Source records -
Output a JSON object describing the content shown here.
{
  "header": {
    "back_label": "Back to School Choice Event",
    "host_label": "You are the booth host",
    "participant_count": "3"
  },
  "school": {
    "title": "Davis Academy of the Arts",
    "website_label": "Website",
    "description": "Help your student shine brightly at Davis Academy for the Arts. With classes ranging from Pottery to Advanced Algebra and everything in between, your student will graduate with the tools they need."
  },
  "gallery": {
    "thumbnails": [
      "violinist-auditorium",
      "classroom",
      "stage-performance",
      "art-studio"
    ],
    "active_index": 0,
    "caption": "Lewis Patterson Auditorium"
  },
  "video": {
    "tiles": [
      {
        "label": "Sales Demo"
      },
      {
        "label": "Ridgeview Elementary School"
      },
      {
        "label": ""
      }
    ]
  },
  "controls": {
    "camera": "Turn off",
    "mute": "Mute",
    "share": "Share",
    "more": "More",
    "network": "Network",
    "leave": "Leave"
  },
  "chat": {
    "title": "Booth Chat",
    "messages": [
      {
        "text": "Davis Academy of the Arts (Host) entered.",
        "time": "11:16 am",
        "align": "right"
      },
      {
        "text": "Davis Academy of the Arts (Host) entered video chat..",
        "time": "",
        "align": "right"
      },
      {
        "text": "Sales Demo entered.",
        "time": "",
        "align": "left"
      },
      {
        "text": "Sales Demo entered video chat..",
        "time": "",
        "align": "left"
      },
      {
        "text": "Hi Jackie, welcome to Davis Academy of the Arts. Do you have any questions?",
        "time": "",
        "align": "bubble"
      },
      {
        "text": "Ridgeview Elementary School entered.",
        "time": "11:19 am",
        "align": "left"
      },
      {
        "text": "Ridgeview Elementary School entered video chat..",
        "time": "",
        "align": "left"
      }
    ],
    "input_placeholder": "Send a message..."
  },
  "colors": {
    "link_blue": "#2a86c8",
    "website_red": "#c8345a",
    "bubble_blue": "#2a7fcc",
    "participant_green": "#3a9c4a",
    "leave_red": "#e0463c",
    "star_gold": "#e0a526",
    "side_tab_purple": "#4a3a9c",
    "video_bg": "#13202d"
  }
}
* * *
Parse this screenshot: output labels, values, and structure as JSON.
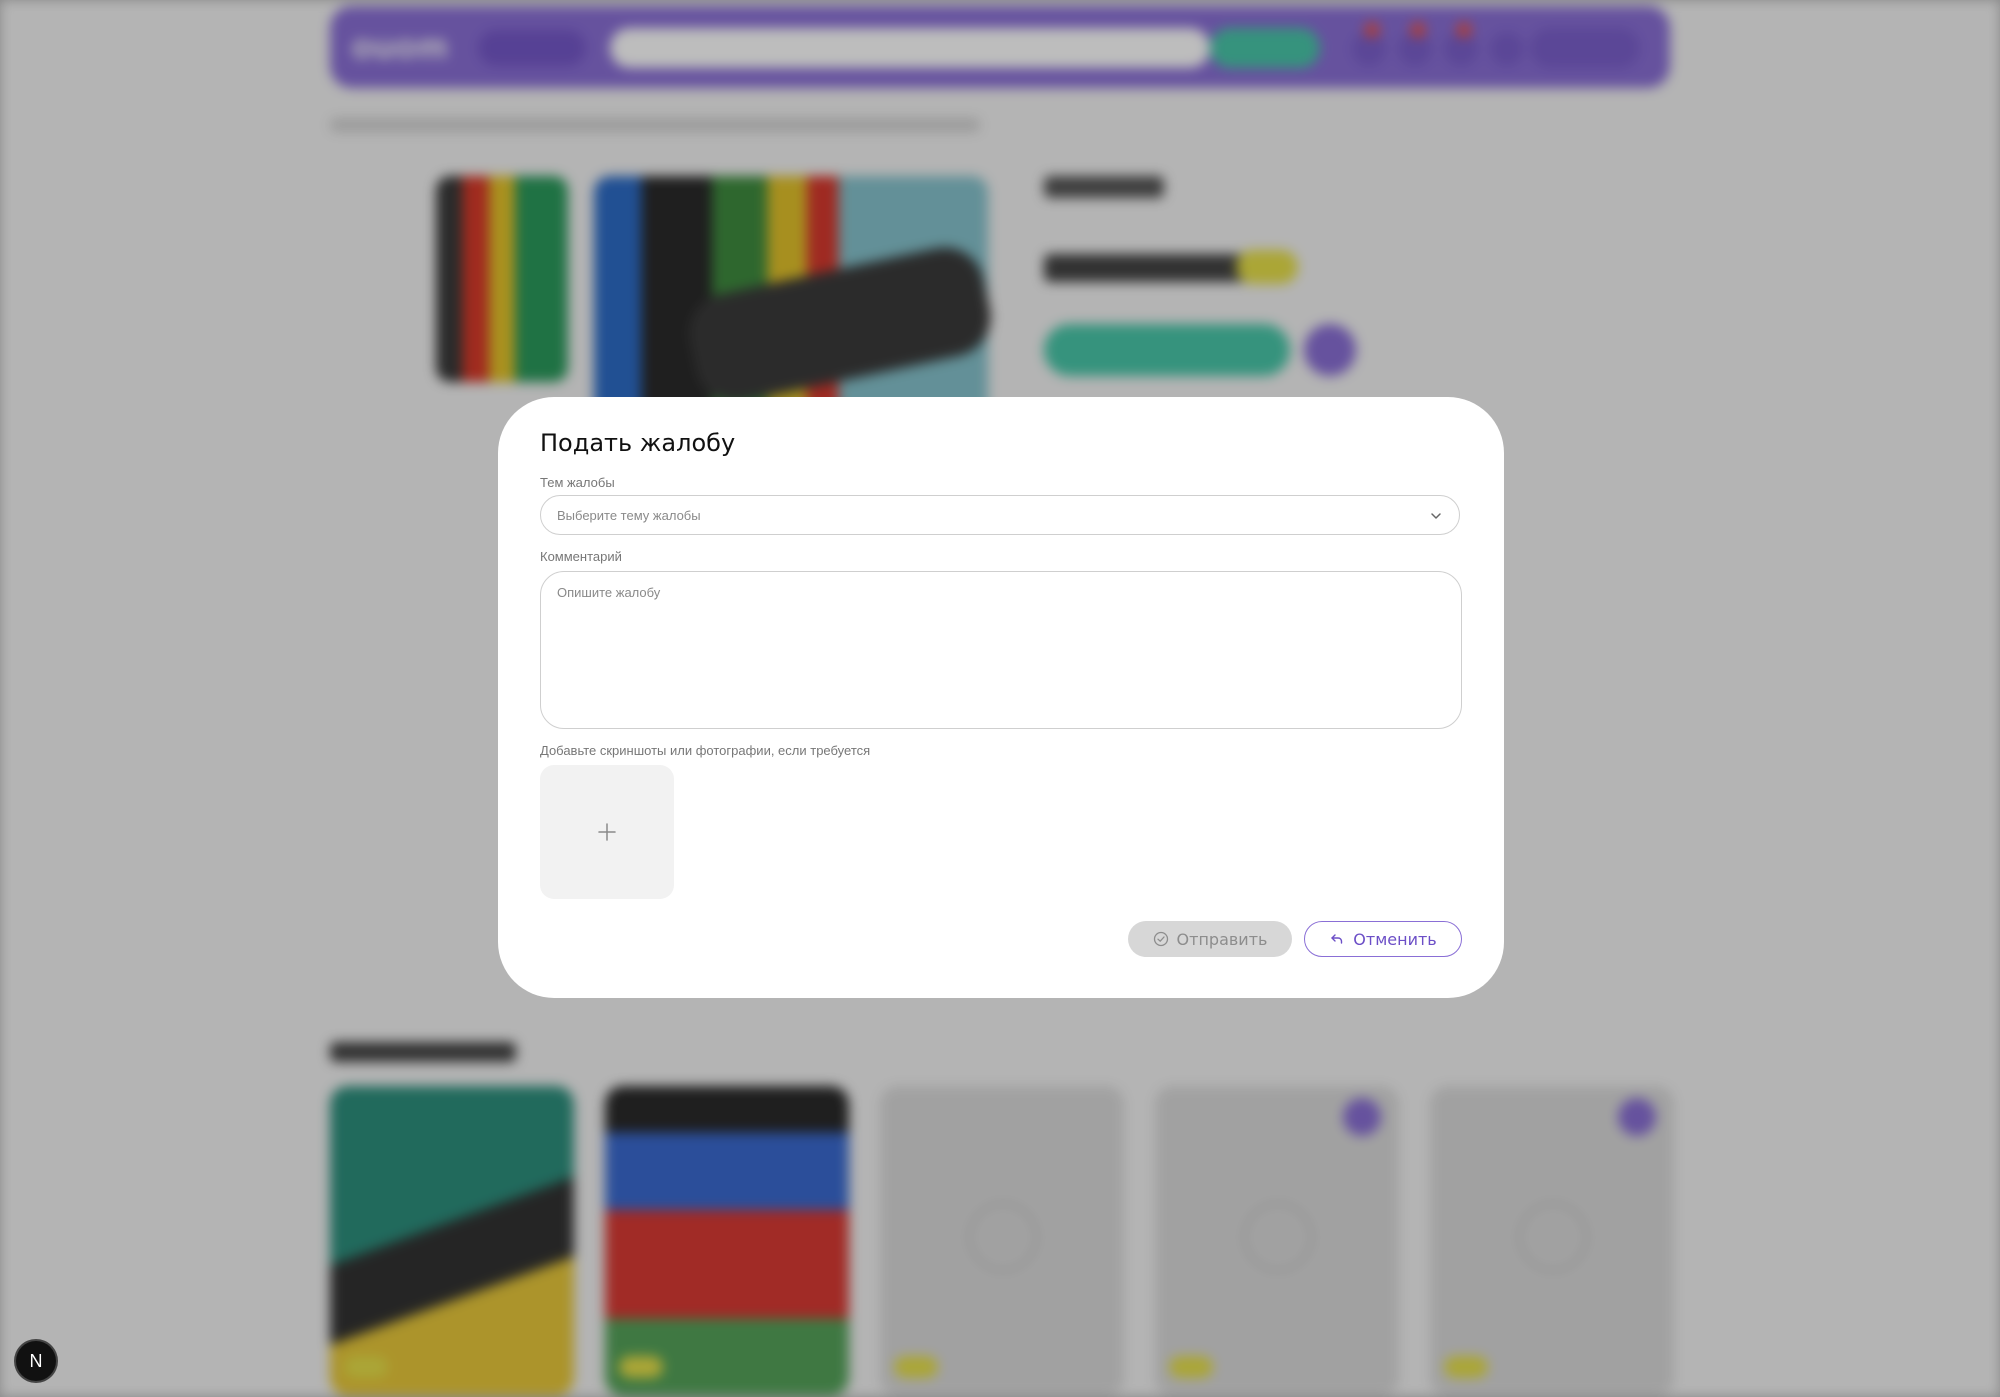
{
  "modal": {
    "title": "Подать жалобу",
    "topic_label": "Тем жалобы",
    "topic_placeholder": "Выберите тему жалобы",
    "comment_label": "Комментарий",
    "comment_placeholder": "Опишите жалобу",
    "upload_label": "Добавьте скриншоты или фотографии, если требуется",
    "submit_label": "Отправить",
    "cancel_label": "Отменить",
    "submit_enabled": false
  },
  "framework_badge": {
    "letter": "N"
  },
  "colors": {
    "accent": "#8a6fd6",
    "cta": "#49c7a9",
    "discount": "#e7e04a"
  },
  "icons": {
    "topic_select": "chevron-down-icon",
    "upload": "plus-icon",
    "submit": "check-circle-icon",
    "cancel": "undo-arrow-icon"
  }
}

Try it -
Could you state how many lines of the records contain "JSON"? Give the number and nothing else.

Task solution -
2